### DATA SHOWN
· · · · · · ·
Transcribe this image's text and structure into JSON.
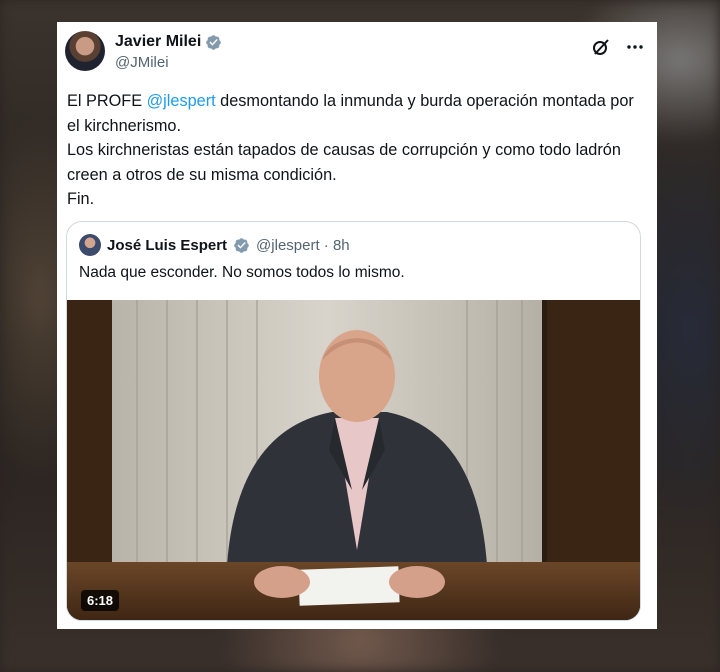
{
  "author": {
    "name": "Javier Milei",
    "handle": "@JMilei"
  },
  "tweet": {
    "line1_before": "El PROFE ",
    "line1_mention": "@jlespert",
    "line1_after": " desmontando la inmunda y burda operación montada por el kirchnerismo.",
    "line2": "Los kirchneristas están tapados de causas de corrupción y como todo ladrón creen a otros de su misma condición.",
    "line3": "Fin."
  },
  "quoted": {
    "name": "José Luis Espert",
    "handle_time": "@jlespert · 8h",
    "text": "Nada que esconder. No somos todos lo mismo.",
    "video_duration": "6:18"
  },
  "icons": {
    "verified": "verified-badge-icon",
    "grok": "grok-icon",
    "more": "more-options-icon"
  },
  "colors": {
    "link": "#1d9bf0",
    "verified": "#829aab",
    "text": "#0f1419",
    "secondary": "#536471"
  }
}
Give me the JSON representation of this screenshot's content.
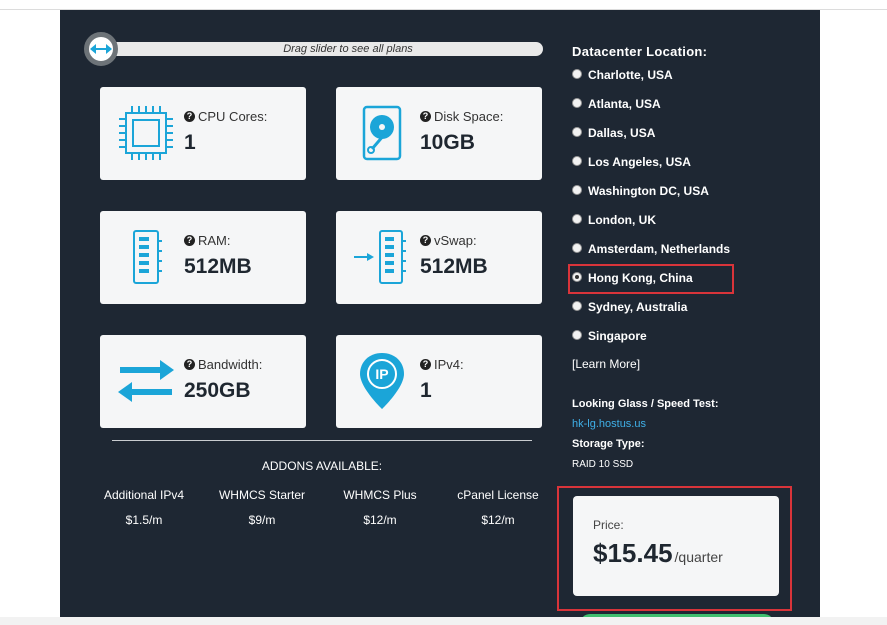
{
  "slider": {
    "text": "Drag slider to see all plans"
  },
  "specs": [
    {
      "label": "CPU Cores:",
      "value": "1",
      "icon": "cpu-icon"
    },
    {
      "label": "Disk Space:",
      "value": "10GB",
      "icon": "disk-icon"
    },
    {
      "label": "RAM:",
      "value": "512MB",
      "icon": "ram-icon"
    },
    {
      "label": "vSwap:",
      "value": "512MB",
      "icon": "vswap-icon"
    },
    {
      "label": "Bandwidth:",
      "value": "250GB",
      "icon": "bandwidth-icon"
    },
    {
      "label": "IPv4:",
      "value": "1",
      "icon": "ip-icon"
    }
  ],
  "addons": {
    "title": "ADDONS AVAILABLE:",
    "items": [
      {
        "name": "Additional IPv4",
        "price": "$1.5/m"
      },
      {
        "name": "WHMCS Starter",
        "price": "$9/m"
      },
      {
        "name": "WHMCS Plus",
        "price": "$12/m"
      },
      {
        "name": "cPanel License",
        "price": "$12/m"
      }
    ]
  },
  "datacenter": {
    "title": "Datacenter Location:",
    "selected": "Hong Kong, China",
    "locations": [
      "Charlotte, USA",
      "Atlanta, USA",
      "Dallas, USA",
      "Los Angeles, USA",
      "Washington DC, USA",
      "London, UK",
      "Amsterdam, Netherlands",
      "Hong Kong, China",
      "Sydney, Australia",
      "Singapore"
    ],
    "learn_more": "[Learn More]"
  },
  "looking_glass": {
    "label": "Looking Glass / Speed Test:",
    "link": "hk-lg.hostus.us"
  },
  "storage": {
    "label": "Storage Type:",
    "value": "RAID 10 SSD"
  },
  "price": {
    "label": "Price:",
    "amount": "$15.45",
    "period": "/quarter"
  },
  "colors": {
    "panel": "#1e2733",
    "accent": "#1ba5d8",
    "link": "#3fb0e8",
    "highlight": "#d9343a"
  }
}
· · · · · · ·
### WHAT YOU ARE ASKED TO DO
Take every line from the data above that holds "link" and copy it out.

### TASK ANSWER
    "link": "#1d9bf0",
    "link": "hk-lg.hostus.us"
    "link": "#3fb0e8",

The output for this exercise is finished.